**TASK TO CARRY OUT**. From the data below, copy out every line in which the word "JSON" occurs.

(Saved entries)
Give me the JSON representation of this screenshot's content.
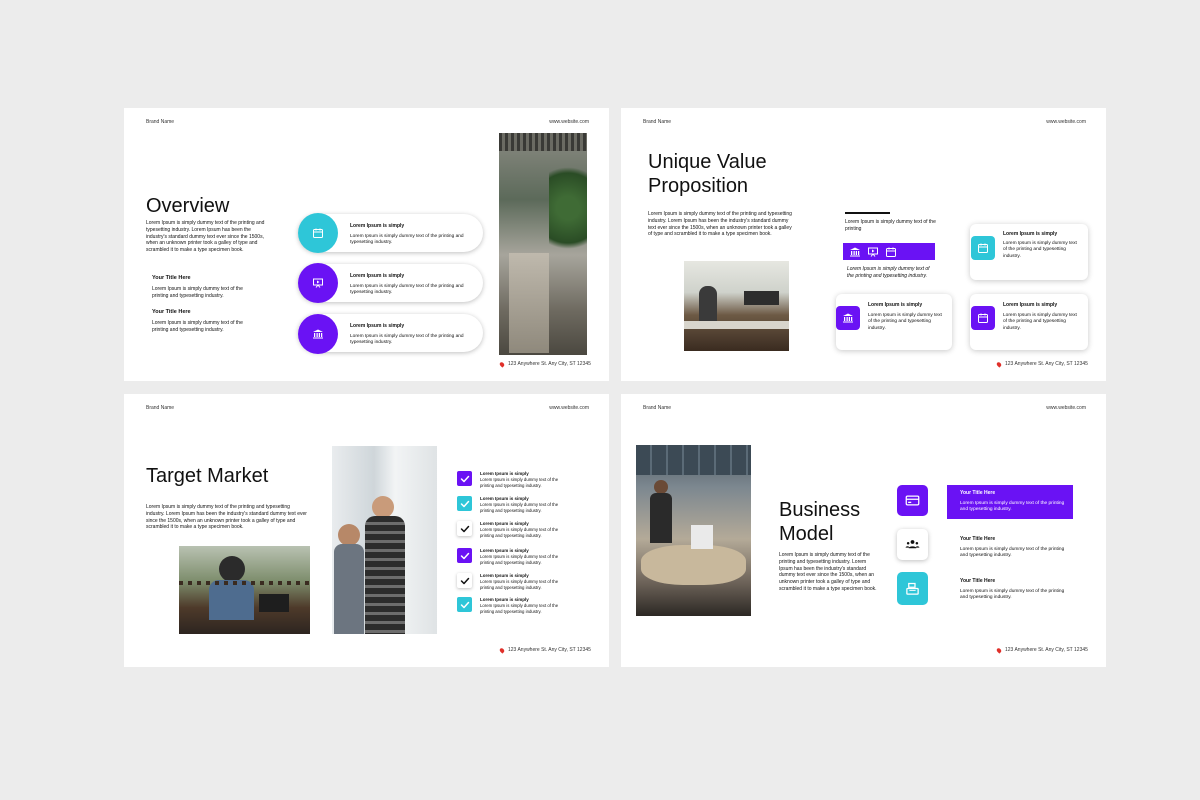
{
  "brand": "Brand Name",
  "website": "www.website.com",
  "address": "123 Anywhere St. Any City, ST 12345",
  "colors": {
    "purple": "#6a12f4",
    "teal": "#2ec6d8"
  },
  "lorem_long": "Lorem Ipsum is simply dummy text of the printing and typesetting industry. Lorem Ipsum has been the industry's standard dummy text ever since the 1500s, when an unknown printer took a galley of type and scrambled it to make a type specimen book.",
  "overview": {
    "title": "Overview",
    "items": [
      {
        "title": "Your Title Here",
        "text": "Lorem Ipsum is simply dummy text of the printing and typesetting industry."
      },
      {
        "title": "Your Title Here",
        "text": "Lorem Ipsum is simply dummy text of the printing and typesetting industry."
      }
    ],
    "pills": [
      {
        "icon": "calendar-icon",
        "title": "Lorem Ipsum is simply",
        "text": "Lorem Ipsum is simply dummy text of the printing and typesetting industry."
      },
      {
        "icon": "presentation-icon",
        "title": "Lorem Ipsum is simply",
        "text": "Lorem Ipsum is simply dummy text of the printing and typesetting industry."
      },
      {
        "icon": "bank-icon",
        "title": "Lorem Ipsum is simply",
        "text": "Lorem Ipsum is simply dummy text of the printing and typesetting industry."
      }
    ]
  },
  "uvp": {
    "title_line1": "Unique Value",
    "title_line2": "Proposition",
    "body": "Lorem Ipsum is simply dummy text of the printing and typesetting industry. Lorem Ipsum has been the industry's standard dummy text ever since the 1500s, when an unknown printer took a galley of type and scrambled it to make a type specimen book.",
    "mid_title": "Lorem Ipsum is simply dummy text of the printing",
    "mid_caption": "Lorem Ipsum is simply dummy text of the printing and typesetting industry.",
    "cards": [
      {
        "icon": "calendar-icon",
        "title": "Lorem Ipsum is simply",
        "text": "Lorem Ipsum is simply dummy text of the printing and typesetting industry."
      },
      {
        "icon": "bank-icon",
        "title": "Lorem Ipsum is simply",
        "text": "Lorem Ipsum is simply dummy text of the printing and typesetting industry."
      },
      {
        "icon": "calendar-icon",
        "title": "Lorem Ipsum is simply",
        "text": "Lorem Ipsum is simply dummy text of the printing and typesetting industry."
      }
    ]
  },
  "target": {
    "title": "Target Market",
    "body": "Lorem Ipsum is simply dummy text of the printing and typesetting industry. Lorem Ipsum has been the industry's standard dummy text ever since the 1500s, when an unknown printer took a galley of type and scrambled it to make a type specimen book.",
    "checks": [
      {
        "style": "purple",
        "title": "Lorem Ipsum is simply",
        "text": "Lorem Ipsum is simply dummy text of the printing and typesetting industry."
      },
      {
        "style": "teal",
        "title": "Lorem Ipsum is simply",
        "text": "Lorem Ipsum is simply dummy text of the printing and typesetting industry."
      },
      {
        "style": "white",
        "title": "Lorem Ipsum is simply",
        "text": "Lorem Ipsum is simply dummy text of the printing and typesetting industry."
      },
      {
        "style": "purple",
        "title": "Lorem Ipsum is simply",
        "text": "Lorem Ipsum is simply dummy text of the printing and typesetting industry."
      },
      {
        "style": "white",
        "title": "Lorem Ipsum is simply",
        "text": "Lorem Ipsum is simply dummy text of the printing and typesetting industry."
      },
      {
        "style": "teal",
        "title": "Lorem Ipsum is simply",
        "text": "Lorem Ipsum is simply dummy text of the printing and typesetting industry."
      }
    ]
  },
  "business": {
    "title_line1": "Business",
    "title_line2": "Model",
    "body": "Lorem Ipsum is simply dummy text of the printing and typesetting industry. Lorem Ipsum has been the industry's standard dummy text ever since the 1500s, when an unknown printer took a galley of type and scrambled it to make a type specimen book.",
    "items": [
      {
        "icon": "credit-card-icon",
        "title": "Your Title Here",
        "text": "Lorem Ipsum is simply dummy text of the printing and typesetting industry."
      },
      {
        "icon": "team-icon",
        "title": "Your Title Here",
        "text": "Lorem Ipsum is simply dummy text of the printing and typesetting industry."
      },
      {
        "icon": "cash-register-icon",
        "title": "Your Title Here",
        "text": "Lorem Ipsum is simply dummy text of the printing and typesetting industry."
      }
    ]
  }
}
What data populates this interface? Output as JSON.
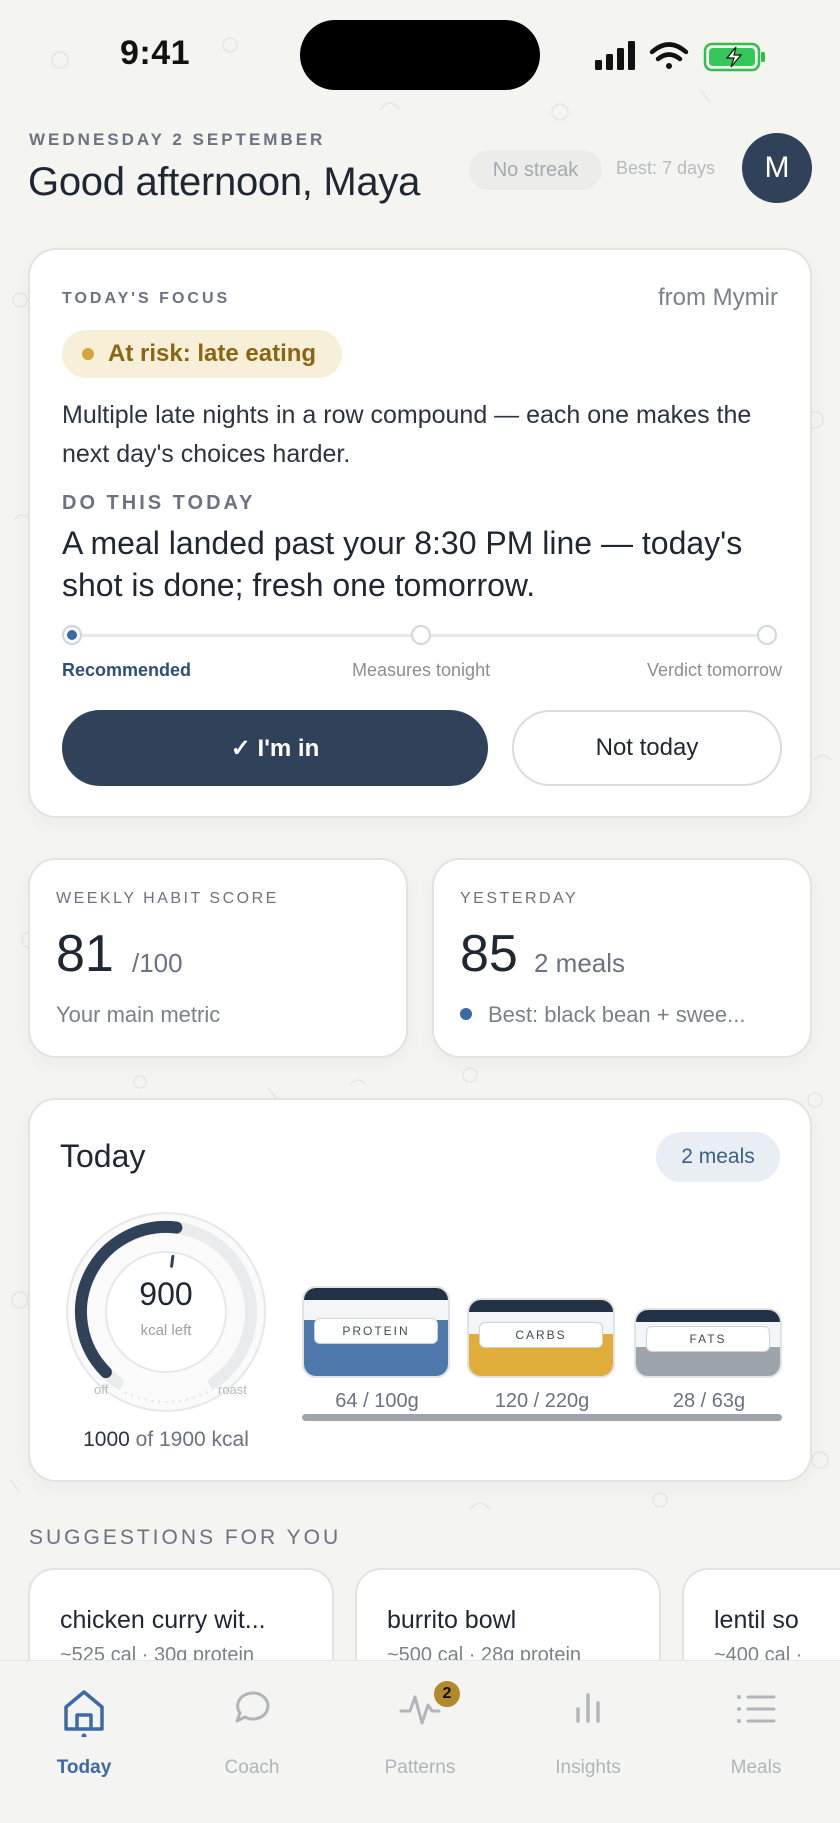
{
  "status_bar": {
    "time": "9:41"
  },
  "header": {
    "date": "WEDNESDAY 2 SEPTEMBER",
    "greeting": "Good afternoon, Maya",
    "streak": "No streak",
    "best": "Best: 7 days",
    "avatar_initial": "M"
  },
  "focus": {
    "eyebrow": "TODAY'S FOCUS",
    "source": "from Mymir",
    "risk_label": "At risk: late eating",
    "body": "Multiple late nights in a row compound — each one makes the next day's choices harder.",
    "do_eyebrow": "DO THIS TODAY",
    "action": "A meal landed past your 8:30 PM line — today's shot is done; fresh one tomorrow.",
    "steps": [
      "Recommended",
      "Measures tonight",
      "Verdict tomorrow"
    ],
    "primary_button": "✓ I'm in",
    "secondary_button": "Not today",
    "colors": {
      "accent": "#2f4259",
      "risk": "#d4a63a"
    }
  },
  "weekly": {
    "eyebrow": "WEEKLY HABIT SCORE",
    "value": "81",
    "suffix": "/100",
    "note": "Your main metric"
  },
  "yesterday": {
    "eyebrow": "YESTERDAY",
    "value": "85",
    "suffix": "2 meals",
    "note": "Best: black bean + swee..."
  },
  "today": {
    "title": "Today",
    "meals_chip": "2 meals",
    "kcal_left": "900",
    "kcal_left_unit": "kcal left",
    "gauge_left": "off",
    "gauge_right": "roast",
    "kcal_consumed": "1000",
    "kcal_total_text": "of 1900 kcal",
    "kcal_progress": 0.526,
    "macros": [
      {
        "label": "PROTEIN",
        "amount": "64 / 100g",
        "fill": 0.64,
        "color": "#4f79ad"
      },
      {
        "label": "CARBS",
        "amount": "120 / 220g",
        "fill": 0.55,
        "color": "#e0ac3a"
      },
      {
        "label": "FATS",
        "amount": "28 / 63g",
        "fill": 0.44,
        "color": "#9ea4ab"
      }
    ]
  },
  "suggestions": {
    "title": "SUGGESTIONS FOR YOU",
    "items": [
      {
        "name": "chicken curry wit...",
        "meta": "~525 cal · 30g protein"
      },
      {
        "name": "burrito bowl",
        "meta": "~500 cal · 28g protein"
      },
      {
        "name": "lentil so",
        "meta": "~400 cal ·"
      }
    ]
  },
  "tabs": [
    {
      "label": "Today",
      "icon": "home-icon",
      "active": true
    },
    {
      "label": "Coach",
      "icon": "chat-bubble-icon"
    },
    {
      "label": "Patterns",
      "icon": "pulse-icon",
      "badge": "2"
    },
    {
      "label": "Insights",
      "icon": "bar-chart-icon"
    },
    {
      "label": "Meals",
      "icon": "list-icon"
    }
  ]
}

**RESPONSE TO THE EXERCISE**.
Give me the JSON representation of this screenshot's content.
What data populates this interface? Output as JSON.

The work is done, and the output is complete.